Carved face of underwater boulder,
Grand Traverse Bay, Michigan.

This petroglyph was located by underwater archaeologist Dr. Mark Holley who was documenting shipwrecks when he found it. The supposed mammoth or mastodon is on one boulder in what he described as “a circular pattern of rocks on the bay floor.” If this image is human produced it must have been made more than 13,000 years ago when enough water was tied up in the Pleistocene glaciers and the site would have been on dry land.

Carved face of underwater boulder - retouched
in photo, Grand Traverse Bay, Michigan.

With no prominent bump on the top of the skull, and from the relatively smooth back approaching the horizontal instead of strongly sloping toward the rear, the animal (if authentic) may be provisionally identified as a mastodon. The animal’s trunk is described as in a curled up position as if it were drinking, and some  vaguely wedge-shaped lines within the body outline are described as representing the protruding end of a fletched dart or spear that a hunter launched at the creature with an atlatl. This leads to the speculative scenario of a hunter concealed at a watering spot, waiting until the creature came to the water to drink and then launching his dart into the prey.

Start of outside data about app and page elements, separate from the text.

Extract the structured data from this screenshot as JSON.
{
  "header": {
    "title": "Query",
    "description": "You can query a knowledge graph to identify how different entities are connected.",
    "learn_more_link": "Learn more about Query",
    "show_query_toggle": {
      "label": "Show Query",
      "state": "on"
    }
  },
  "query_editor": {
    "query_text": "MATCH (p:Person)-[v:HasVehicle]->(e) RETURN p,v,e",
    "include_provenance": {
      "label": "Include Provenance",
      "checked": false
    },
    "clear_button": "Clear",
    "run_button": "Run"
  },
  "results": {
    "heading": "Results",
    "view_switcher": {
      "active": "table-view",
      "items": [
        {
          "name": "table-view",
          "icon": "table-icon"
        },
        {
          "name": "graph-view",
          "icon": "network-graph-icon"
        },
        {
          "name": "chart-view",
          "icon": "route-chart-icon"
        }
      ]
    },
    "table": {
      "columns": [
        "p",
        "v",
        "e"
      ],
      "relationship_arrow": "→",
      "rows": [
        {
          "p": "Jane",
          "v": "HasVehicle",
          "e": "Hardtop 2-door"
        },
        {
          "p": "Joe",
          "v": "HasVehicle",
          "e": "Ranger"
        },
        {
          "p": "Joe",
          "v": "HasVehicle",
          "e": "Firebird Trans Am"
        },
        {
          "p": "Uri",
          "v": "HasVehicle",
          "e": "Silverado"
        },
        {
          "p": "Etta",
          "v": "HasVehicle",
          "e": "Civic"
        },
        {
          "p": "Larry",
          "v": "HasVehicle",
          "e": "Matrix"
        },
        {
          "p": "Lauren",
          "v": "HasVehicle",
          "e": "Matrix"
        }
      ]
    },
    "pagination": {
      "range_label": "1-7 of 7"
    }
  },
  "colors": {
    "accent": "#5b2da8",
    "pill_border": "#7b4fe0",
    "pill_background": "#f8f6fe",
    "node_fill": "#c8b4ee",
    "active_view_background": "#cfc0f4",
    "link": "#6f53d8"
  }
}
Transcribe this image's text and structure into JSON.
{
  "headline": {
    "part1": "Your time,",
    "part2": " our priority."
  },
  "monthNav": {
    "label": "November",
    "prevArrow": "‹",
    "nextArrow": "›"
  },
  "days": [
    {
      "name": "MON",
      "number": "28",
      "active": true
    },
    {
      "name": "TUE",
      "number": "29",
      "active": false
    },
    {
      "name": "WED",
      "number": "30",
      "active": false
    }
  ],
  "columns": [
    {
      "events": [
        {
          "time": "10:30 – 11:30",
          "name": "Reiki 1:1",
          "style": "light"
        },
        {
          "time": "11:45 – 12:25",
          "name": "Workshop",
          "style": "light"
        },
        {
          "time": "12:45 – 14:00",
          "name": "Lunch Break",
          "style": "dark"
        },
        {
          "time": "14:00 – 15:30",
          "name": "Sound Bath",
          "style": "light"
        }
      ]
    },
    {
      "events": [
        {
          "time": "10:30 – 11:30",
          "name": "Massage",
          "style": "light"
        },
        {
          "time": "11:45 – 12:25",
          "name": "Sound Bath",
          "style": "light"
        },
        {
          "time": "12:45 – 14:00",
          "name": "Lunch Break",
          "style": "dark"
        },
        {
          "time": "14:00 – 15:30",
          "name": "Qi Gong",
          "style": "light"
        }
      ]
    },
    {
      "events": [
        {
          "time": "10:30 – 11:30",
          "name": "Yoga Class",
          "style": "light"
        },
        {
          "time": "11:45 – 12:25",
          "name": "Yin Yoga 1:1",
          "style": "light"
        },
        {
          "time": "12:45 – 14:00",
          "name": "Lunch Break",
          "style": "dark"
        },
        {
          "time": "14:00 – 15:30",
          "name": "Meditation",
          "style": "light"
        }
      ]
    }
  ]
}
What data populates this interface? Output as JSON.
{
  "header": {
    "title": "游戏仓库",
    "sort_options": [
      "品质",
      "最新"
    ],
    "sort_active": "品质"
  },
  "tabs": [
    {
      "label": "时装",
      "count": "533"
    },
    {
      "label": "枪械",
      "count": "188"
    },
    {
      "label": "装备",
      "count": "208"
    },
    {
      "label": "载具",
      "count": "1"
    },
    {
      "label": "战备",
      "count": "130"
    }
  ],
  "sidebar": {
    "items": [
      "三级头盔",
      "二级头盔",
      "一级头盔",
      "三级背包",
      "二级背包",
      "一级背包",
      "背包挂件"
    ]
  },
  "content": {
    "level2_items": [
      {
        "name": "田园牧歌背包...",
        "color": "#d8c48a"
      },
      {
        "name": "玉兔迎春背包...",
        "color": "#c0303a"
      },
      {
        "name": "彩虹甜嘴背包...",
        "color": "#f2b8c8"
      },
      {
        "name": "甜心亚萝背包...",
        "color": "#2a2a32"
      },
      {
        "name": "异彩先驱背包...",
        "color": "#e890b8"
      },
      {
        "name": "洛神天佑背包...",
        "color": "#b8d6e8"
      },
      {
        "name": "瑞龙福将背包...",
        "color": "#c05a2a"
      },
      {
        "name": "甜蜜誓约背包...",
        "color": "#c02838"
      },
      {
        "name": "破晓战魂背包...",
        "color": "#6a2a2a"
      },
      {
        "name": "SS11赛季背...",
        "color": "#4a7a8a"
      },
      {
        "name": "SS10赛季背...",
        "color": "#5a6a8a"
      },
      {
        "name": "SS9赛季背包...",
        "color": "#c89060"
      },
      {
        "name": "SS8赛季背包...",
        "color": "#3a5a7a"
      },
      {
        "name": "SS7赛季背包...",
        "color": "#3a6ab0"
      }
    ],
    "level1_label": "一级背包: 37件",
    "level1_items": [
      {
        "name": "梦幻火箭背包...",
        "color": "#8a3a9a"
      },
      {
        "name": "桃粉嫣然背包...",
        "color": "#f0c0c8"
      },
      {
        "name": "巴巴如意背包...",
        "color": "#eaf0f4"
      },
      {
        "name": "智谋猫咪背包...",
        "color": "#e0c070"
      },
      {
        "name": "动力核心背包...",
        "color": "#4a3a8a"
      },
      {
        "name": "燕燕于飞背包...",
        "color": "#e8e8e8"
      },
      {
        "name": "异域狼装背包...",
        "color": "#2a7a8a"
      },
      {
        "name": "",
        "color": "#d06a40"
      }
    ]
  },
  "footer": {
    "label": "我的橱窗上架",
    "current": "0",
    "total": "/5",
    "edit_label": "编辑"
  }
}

Add this as one more entry on the speculative list of possible, but unproven, proboscidians in North America.